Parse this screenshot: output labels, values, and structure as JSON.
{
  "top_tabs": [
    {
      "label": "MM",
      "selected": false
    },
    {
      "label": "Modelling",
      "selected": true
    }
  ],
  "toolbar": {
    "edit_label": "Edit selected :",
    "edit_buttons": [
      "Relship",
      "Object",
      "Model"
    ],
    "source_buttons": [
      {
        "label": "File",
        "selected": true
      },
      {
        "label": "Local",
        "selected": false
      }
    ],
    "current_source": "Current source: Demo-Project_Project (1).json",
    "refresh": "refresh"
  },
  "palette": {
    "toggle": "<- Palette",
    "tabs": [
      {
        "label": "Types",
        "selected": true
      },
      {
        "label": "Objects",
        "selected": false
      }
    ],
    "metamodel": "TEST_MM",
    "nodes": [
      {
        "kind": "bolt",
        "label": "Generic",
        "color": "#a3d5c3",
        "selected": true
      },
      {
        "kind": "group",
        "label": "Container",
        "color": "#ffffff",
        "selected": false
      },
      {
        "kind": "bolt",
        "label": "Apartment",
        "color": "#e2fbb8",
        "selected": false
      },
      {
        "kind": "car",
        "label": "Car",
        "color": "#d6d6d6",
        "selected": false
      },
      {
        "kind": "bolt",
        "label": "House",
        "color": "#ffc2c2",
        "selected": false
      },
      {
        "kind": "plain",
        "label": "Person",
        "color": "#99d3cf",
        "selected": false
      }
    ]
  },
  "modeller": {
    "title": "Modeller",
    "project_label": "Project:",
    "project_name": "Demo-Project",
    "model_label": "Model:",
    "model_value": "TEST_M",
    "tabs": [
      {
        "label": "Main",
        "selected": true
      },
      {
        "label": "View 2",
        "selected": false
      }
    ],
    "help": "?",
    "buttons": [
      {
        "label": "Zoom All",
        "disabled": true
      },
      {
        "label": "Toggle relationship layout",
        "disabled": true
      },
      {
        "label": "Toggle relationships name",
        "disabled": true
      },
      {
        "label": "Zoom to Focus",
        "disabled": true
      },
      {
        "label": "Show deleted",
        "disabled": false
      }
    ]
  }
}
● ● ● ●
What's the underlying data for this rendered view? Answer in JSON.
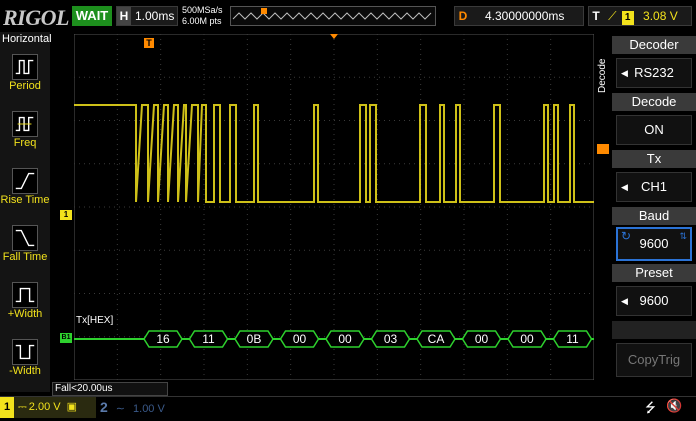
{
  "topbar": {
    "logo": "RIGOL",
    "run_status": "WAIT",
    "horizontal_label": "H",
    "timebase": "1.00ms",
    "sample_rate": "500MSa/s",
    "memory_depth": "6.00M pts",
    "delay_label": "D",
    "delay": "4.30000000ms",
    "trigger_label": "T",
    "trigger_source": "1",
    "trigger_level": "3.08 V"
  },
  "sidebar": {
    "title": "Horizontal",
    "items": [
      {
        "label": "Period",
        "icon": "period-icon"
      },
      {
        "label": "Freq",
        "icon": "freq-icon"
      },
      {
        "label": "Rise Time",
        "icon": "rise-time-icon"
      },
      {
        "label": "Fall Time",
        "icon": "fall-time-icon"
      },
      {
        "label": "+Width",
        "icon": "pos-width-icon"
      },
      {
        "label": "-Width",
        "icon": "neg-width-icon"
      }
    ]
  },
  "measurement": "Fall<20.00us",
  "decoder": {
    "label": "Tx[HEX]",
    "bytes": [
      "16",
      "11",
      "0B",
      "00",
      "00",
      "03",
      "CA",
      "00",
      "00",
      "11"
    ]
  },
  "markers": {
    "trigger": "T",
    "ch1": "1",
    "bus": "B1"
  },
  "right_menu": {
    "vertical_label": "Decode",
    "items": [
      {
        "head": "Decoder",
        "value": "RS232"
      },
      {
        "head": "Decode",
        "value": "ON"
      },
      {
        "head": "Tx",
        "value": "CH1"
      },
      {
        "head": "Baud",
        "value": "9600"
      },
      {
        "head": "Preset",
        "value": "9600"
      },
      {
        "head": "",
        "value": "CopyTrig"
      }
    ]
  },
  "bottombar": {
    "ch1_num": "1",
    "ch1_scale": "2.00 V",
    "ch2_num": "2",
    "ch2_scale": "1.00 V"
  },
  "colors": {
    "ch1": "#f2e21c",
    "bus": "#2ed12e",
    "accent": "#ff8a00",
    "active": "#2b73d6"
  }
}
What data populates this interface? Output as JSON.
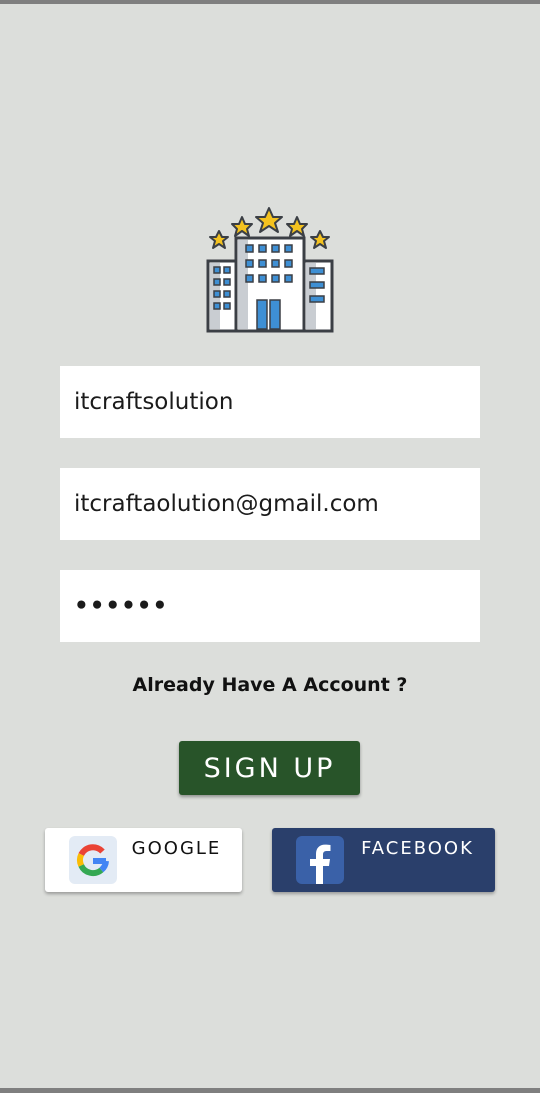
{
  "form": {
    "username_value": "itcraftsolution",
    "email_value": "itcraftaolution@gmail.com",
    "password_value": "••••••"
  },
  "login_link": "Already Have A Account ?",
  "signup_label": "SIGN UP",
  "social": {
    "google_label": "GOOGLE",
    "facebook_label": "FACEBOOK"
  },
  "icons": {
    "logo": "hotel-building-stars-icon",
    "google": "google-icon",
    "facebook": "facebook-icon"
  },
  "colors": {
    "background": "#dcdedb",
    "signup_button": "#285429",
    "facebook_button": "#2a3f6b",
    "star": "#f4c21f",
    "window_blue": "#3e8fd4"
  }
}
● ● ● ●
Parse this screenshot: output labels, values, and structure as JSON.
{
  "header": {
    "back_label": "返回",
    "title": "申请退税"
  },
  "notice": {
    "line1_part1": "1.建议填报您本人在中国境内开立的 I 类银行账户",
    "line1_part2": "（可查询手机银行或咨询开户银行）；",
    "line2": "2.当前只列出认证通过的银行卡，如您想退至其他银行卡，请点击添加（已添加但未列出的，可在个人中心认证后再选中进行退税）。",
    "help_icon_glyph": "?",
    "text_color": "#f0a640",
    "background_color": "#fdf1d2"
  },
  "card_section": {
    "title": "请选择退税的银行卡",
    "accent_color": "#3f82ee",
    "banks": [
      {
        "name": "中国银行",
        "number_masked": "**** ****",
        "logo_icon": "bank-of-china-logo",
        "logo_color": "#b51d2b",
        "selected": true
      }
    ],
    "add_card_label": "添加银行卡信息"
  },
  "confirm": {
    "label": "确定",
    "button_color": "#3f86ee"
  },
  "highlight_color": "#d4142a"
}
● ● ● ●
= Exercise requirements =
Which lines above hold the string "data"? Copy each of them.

= Answer space =
What's the underlying data for this rendered view? Answer in JSON.
What data populates this interface? Output as JSON.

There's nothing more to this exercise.